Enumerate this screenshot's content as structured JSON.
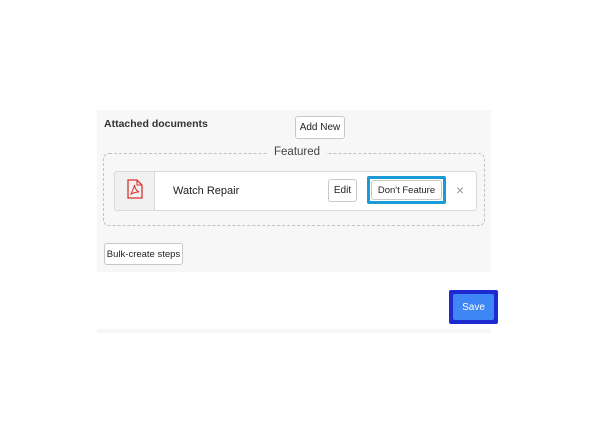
{
  "attachments": {
    "heading": "Attached documents",
    "add_new_label": "Add New",
    "featured_label": "Featured",
    "document": {
      "title": "Watch Repair",
      "file_icon": "pdf-file-icon",
      "edit_label": "Edit",
      "unfeature_label": "Don't Feature",
      "remove_glyph": "×"
    },
    "bulk_create_label": "Bulk-create steps"
  },
  "footer": {
    "save_label": "Save"
  },
  "colors": {
    "highlight": "#1a9ad6",
    "save_highlight": "#1d2ad0",
    "save_button": "#3e86f5",
    "pdf_icon": "#d9322f"
  }
}
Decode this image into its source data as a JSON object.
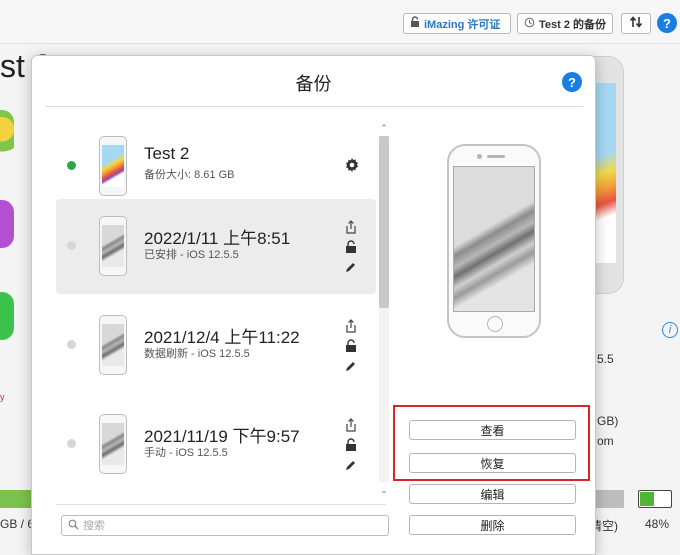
{
  "topbar": {
    "license_label": "iMazing 许可证",
    "backup_label": "Test 2 的备份",
    "help_label": "?"
  },
  "background": {
    "title_fragment": "st 2",
    "info_label": "i",
    "ios_fragment": "5.5",
    "gb_fragment": "GB)",
    "com_fragment": "om",
    "storage_fragment": "GB / 6",
    "empty_fragment": "清空)",
    "battery_level_percent": 48,
    "battery_label": "48%",
    "red_fragment": "y"
  },
  "dialog": {
    "title": "备份",
    "help_label": "?",
    "backups": [
      {
        "title": "Test 2",
        "subtitle": "备份大小: 8.61 GB",
        "status": "current",
        "screen": "color"
      },
      {
        "title": "2022/1/11 上午8:51",
        "subtitle": "已安排 - iOS 12.5.5",
        "status": "archived",
        "screen": "gray",
        "selected": true
      },
      {
        "title": "2021/12/4 上午11:22",
        "subtitle": "数据刷新 - iOS 12.5.5",
        "status": "archived",
        "screen": "gray"
      },
      {
        "title": "2021/11/19 下午9:57",
        "subtitle": "手动 - iOS 12.5.5",
        "status": "archived",
        "screen": "gray"
      }
    ],
    "search": {
      "placeholder": "搜索",
      "value": ""
    },
    "actions": {
      "view_label": "查看",
      "restore_label": "恢复",
      "edit_label": "编辑",
      "delete_label": "删除"
    }
  },
  "colors": {
    "accent_blue": "#1a7de0",
    "current_dot": "#27a844",
    "highlight_red": "#d9242a",
    "battery_green": "#4fb532"
  }
}
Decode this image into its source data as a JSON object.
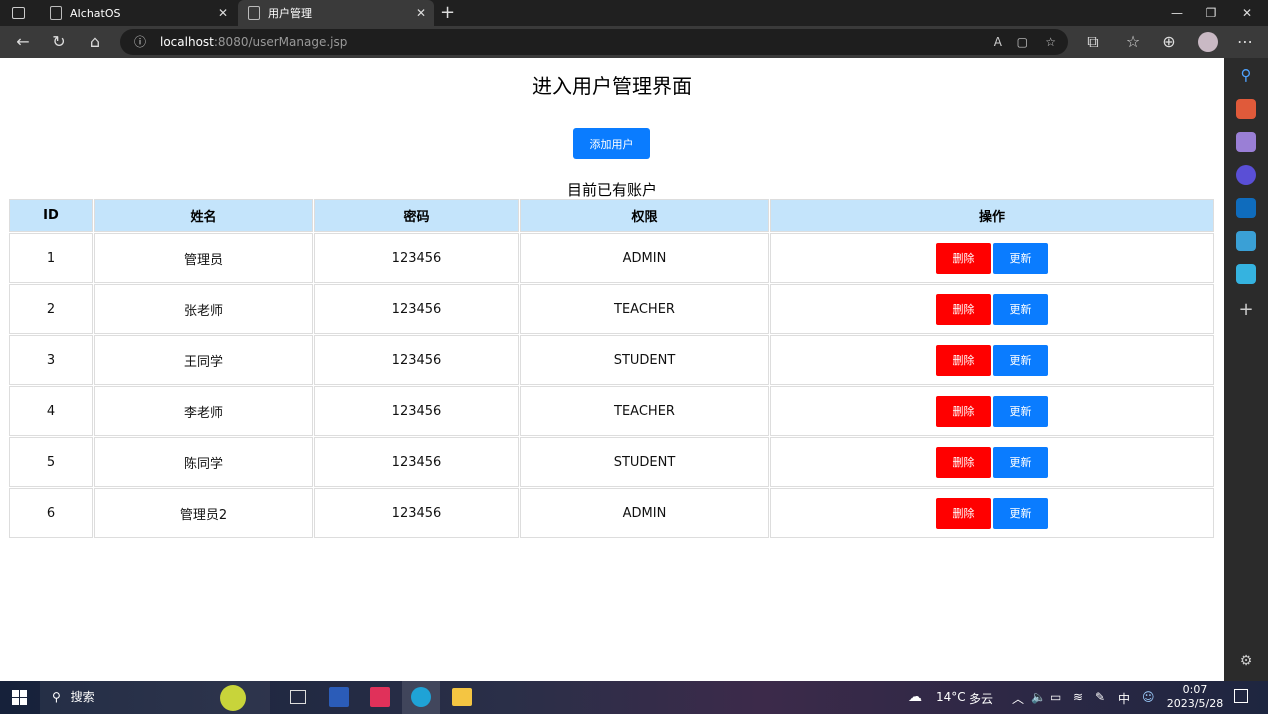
{
  "browser": {
    "tabs": [
      {
        "label": "AIchatOS"
      },
      {
        "label": "用户管理"
      }
    ],
    "url_host": "localhost",
    "url_rest": ":8080/userManage.jsp"
  },
  "page": {
    "title": "进入用户管理界面",
    "add_button": "添加用户",
    "subtitle": "目前已有账户",
    "columns": [
      "ID",
      "姓名",
      "密码",
      "权限",
      "操作"
    ],
    "rows": [
      {
        "id": "1",
        "name": "管理员",
        "password": "123456",
        "role": "ADMIN"
      },
      {
        "id": "2",
        "name": "张老师",
        "password": "123456",
        "role": "TEACHER"
      },
      {
        "id": "3",
        "name": "王同学",
        "password": "123456",
        "role": "STUDENT"
      },
      {
        "id": "4",
        "name": "李老师",
        "password": "123456",
        "role": "TEACHER"
      },
      {
        "id": "5",
        "name": "陈同学",
        "password": "123456",
        "role": "STUDENT"
      },
      {
        "id": "6",
        "name": "管理员2",
        "password": "123456",
        "role": "ADMIN"
      }
    ],
    "delete_label": "删除",
    "update_label": "更新"
  },
  "taskbar": {
    "search": "搜索",
    "weather_temp": "14°C",
    "weather_desc": "多云",
    "ime": "中",
    "time": "0:07",
    "date": "2023/5/28"
  },
  "colors": {
    "header_bg": "#c4e4fb",
    "primary": "#0a7cff",
    "danger": "#ff0000"
  }
}
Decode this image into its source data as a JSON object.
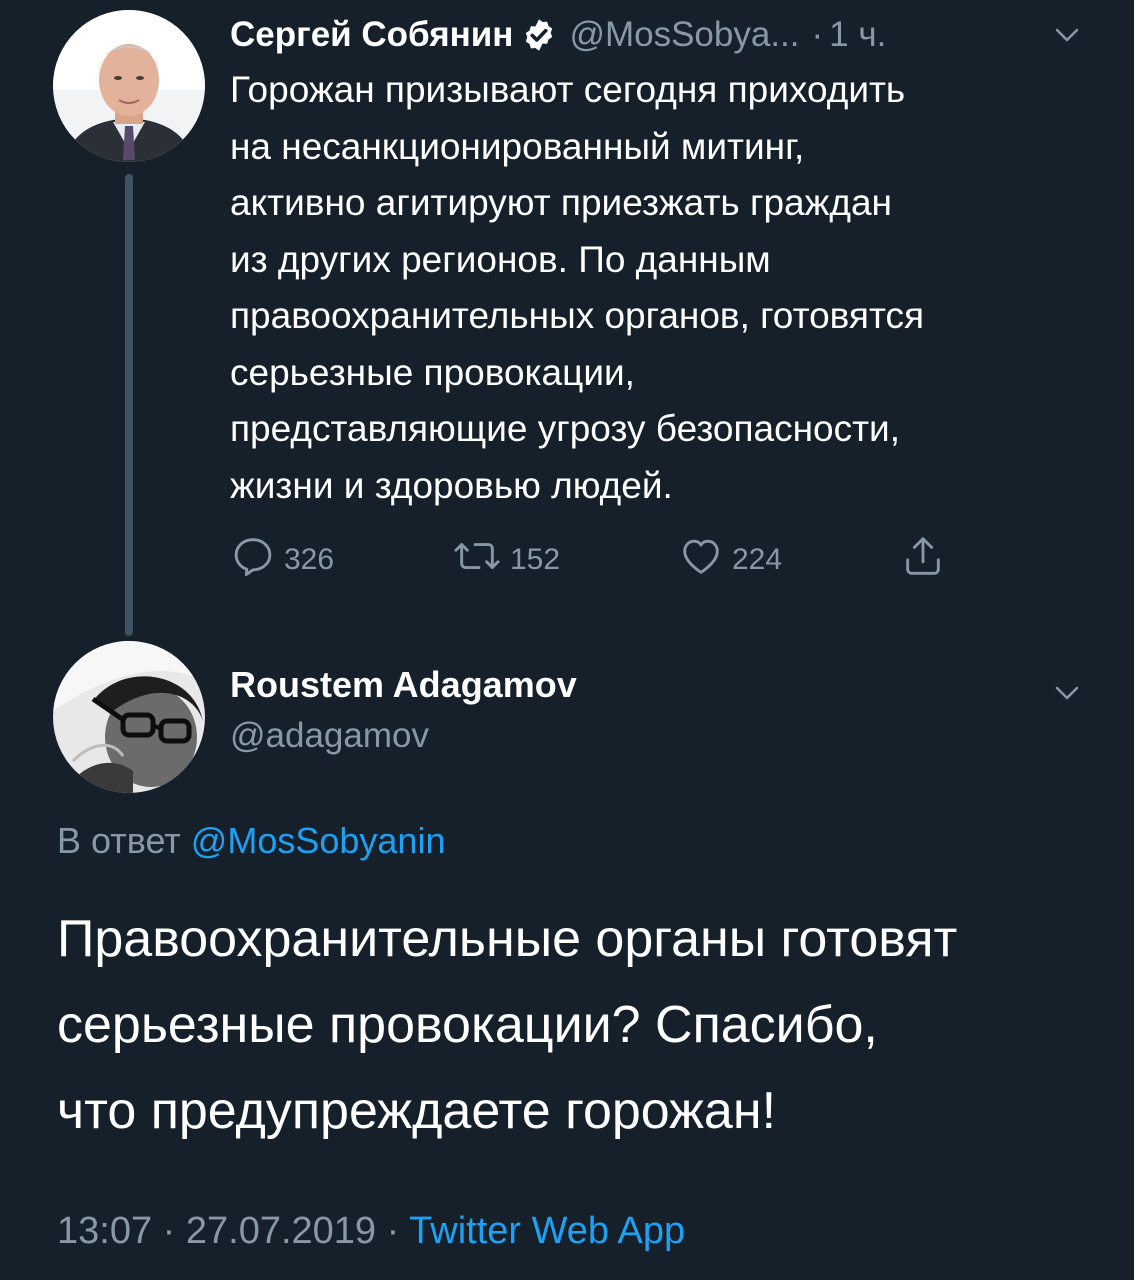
{
  "parent_tweet": {
    "author_name": "Сергей Собянин",
    "handle": "@MosSobya...",
    "separator": "·",
    "time": "1 ч.",
    "text": "Горожан призывают сегодня приходить\nна несанкционированный митинг,\nактивно агитируют приезжать граждан\nиз других регионов. По данным\nправоохранительных органов, готовятся\nсерьезные провокации,\nпредставляющие угрозу безопасности,\nжизни и здоровью людей.",
    "replies": "326",
    "retweets": "152",
    "likes": "224",
    "icons": [
      "verified-icon",
      "chevron-down-icon",
      "reply-icon",
      "retweet-icon",
      "like-icon",
      "share-icon"
    ]
  },
  "reply_tweet": {
    "author_name": "Roustem Adagamov",
    "handle": "@adagamov",
    "replying_prefix": "В ответ",
    "replying_to": "@MosSobyanin",
    "text": "Правоохранительные органы готовят\nсерьезные провокации? Спасибо,\nчто предупреждаете горожан!",
    "time": "13:07",
    "sep1": "·",
    "date": "27.07.2019",
    "sep2": "·",
    "source": "Twitter Web App"
  },
  "colors": {
    "background": "#15202b",
    "muted": "#8899a6",
    "link": "#1da1f2",
    "thread_line": "#3d5466"
  }
}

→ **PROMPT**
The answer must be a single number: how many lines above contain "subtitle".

→ **ANSWER SECTION**
5